* Task requirements *
Among the records below, find the lines that contain "heading" and copy each of them.

Stored entries:
============================================================

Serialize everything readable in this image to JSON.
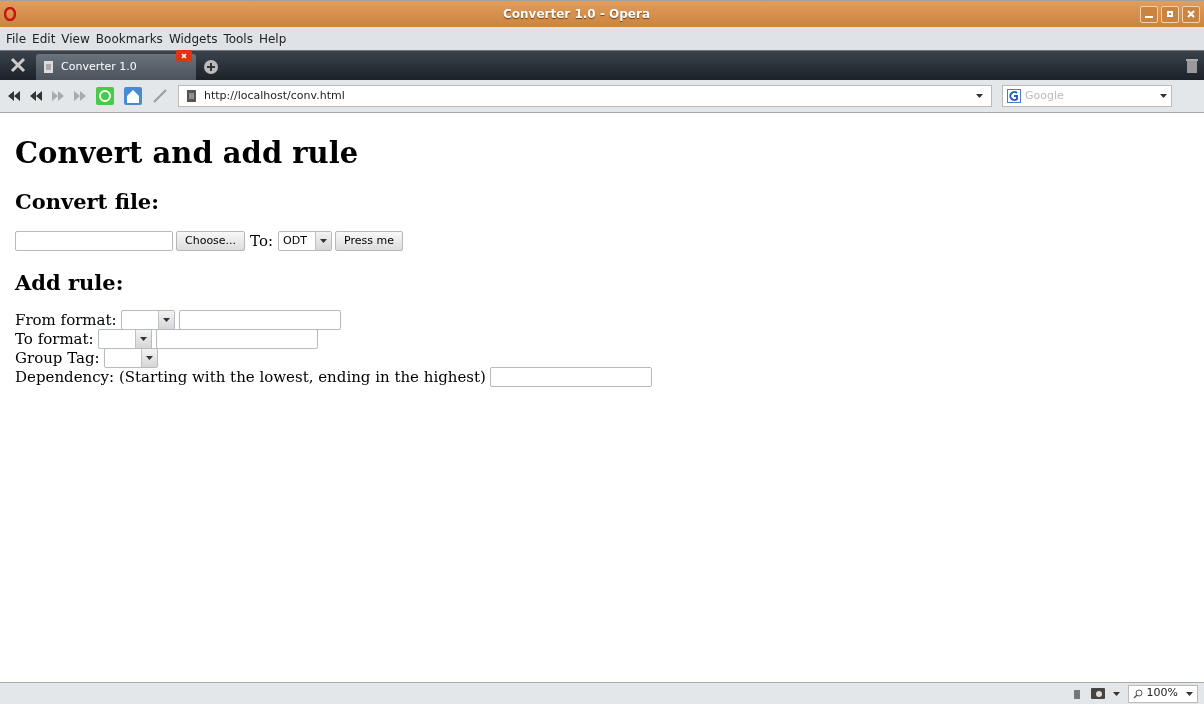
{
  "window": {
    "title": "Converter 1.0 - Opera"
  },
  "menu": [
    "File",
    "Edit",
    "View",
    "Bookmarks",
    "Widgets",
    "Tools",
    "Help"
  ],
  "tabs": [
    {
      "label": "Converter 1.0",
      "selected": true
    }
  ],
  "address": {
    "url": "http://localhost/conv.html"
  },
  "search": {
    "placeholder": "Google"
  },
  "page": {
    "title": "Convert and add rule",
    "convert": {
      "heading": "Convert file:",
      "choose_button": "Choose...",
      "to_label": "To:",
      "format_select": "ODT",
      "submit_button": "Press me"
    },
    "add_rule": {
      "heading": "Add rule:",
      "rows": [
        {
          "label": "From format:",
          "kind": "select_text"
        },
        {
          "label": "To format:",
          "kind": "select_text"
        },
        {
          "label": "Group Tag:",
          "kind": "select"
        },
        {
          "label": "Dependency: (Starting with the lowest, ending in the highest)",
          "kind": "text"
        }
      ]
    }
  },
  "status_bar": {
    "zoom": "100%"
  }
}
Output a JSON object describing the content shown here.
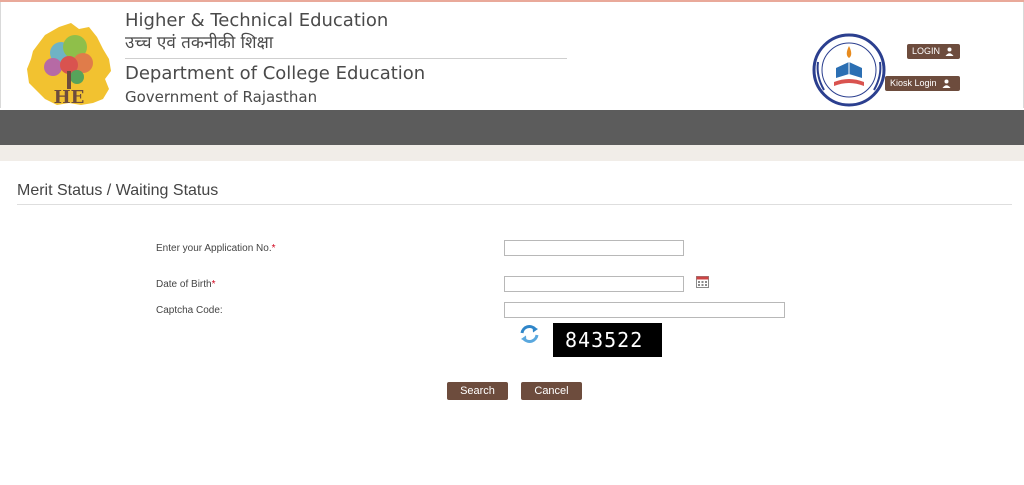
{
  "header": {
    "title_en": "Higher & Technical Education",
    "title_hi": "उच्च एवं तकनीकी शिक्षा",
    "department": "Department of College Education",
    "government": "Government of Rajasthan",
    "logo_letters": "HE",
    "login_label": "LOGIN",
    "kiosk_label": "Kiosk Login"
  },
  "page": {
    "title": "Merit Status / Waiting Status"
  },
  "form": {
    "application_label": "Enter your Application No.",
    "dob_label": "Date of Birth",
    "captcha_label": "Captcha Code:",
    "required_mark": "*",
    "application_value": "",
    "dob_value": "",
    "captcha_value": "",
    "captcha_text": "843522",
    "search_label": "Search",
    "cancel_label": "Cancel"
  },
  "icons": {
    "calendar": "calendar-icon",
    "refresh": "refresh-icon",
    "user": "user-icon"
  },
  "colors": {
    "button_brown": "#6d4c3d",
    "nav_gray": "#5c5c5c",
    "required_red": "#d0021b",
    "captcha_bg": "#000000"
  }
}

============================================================

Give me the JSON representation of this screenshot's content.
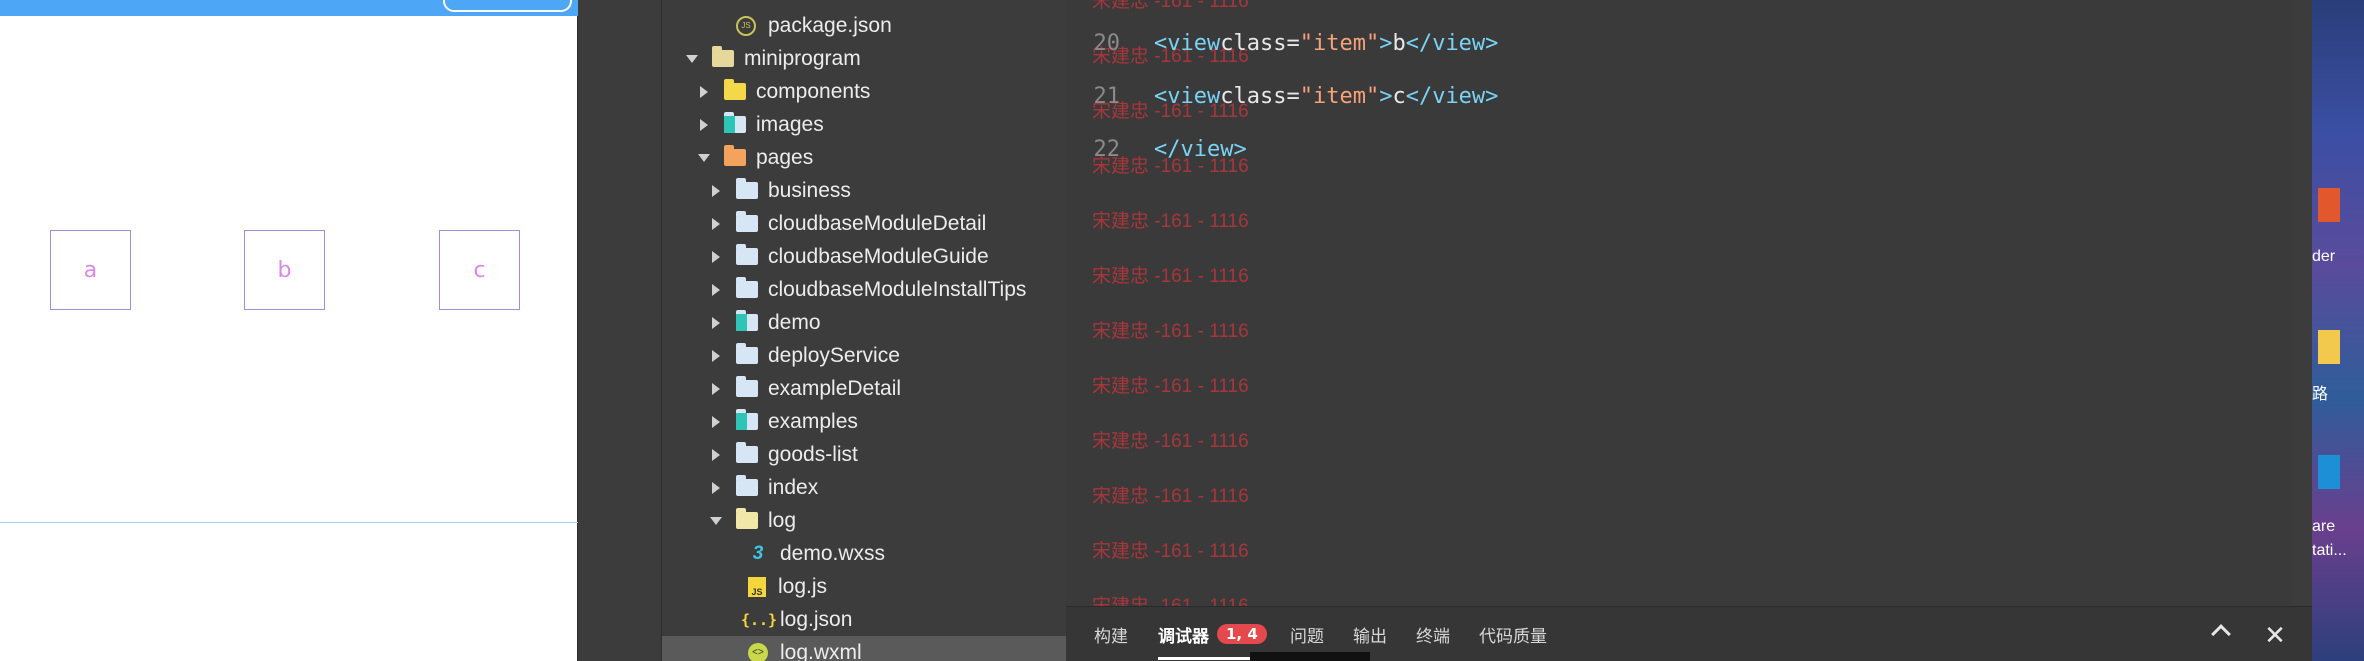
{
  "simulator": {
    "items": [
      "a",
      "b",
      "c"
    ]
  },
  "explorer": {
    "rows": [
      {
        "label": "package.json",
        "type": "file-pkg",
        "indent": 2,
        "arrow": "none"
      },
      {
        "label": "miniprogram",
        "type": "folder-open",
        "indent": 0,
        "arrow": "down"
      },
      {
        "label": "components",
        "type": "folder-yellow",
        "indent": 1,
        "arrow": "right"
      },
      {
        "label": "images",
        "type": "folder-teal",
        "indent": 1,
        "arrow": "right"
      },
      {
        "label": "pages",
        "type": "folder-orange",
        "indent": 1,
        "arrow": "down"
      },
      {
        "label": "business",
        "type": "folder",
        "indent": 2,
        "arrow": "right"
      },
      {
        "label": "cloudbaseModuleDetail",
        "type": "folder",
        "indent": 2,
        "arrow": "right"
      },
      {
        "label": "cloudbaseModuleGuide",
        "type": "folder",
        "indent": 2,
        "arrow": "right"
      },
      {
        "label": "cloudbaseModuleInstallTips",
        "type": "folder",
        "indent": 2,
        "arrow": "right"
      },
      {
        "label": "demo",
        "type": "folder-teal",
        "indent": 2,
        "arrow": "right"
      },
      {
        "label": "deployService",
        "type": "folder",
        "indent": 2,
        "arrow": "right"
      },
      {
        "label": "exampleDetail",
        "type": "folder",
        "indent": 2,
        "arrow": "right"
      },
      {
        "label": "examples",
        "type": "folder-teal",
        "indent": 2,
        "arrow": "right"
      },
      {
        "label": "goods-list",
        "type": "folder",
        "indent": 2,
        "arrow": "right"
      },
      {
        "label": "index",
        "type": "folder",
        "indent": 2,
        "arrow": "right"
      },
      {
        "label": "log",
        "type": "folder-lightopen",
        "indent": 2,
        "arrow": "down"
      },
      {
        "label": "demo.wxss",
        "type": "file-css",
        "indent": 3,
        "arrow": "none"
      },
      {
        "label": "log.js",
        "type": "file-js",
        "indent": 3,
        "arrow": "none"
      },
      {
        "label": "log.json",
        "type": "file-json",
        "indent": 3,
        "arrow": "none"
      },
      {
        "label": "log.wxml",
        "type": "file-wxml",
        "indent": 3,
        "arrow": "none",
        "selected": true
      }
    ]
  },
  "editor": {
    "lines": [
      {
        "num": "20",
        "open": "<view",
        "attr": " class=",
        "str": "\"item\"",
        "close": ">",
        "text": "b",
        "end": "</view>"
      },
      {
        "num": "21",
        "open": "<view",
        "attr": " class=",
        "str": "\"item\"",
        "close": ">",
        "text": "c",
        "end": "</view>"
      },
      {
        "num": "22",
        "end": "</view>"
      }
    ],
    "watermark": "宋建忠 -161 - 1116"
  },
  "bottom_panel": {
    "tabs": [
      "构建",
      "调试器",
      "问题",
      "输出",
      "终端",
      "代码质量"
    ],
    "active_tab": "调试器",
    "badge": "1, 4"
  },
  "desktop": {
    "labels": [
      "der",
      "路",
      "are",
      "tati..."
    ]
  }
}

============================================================

* Written response *
      "heading": "Convert file:",
      "heading": "Add rule:",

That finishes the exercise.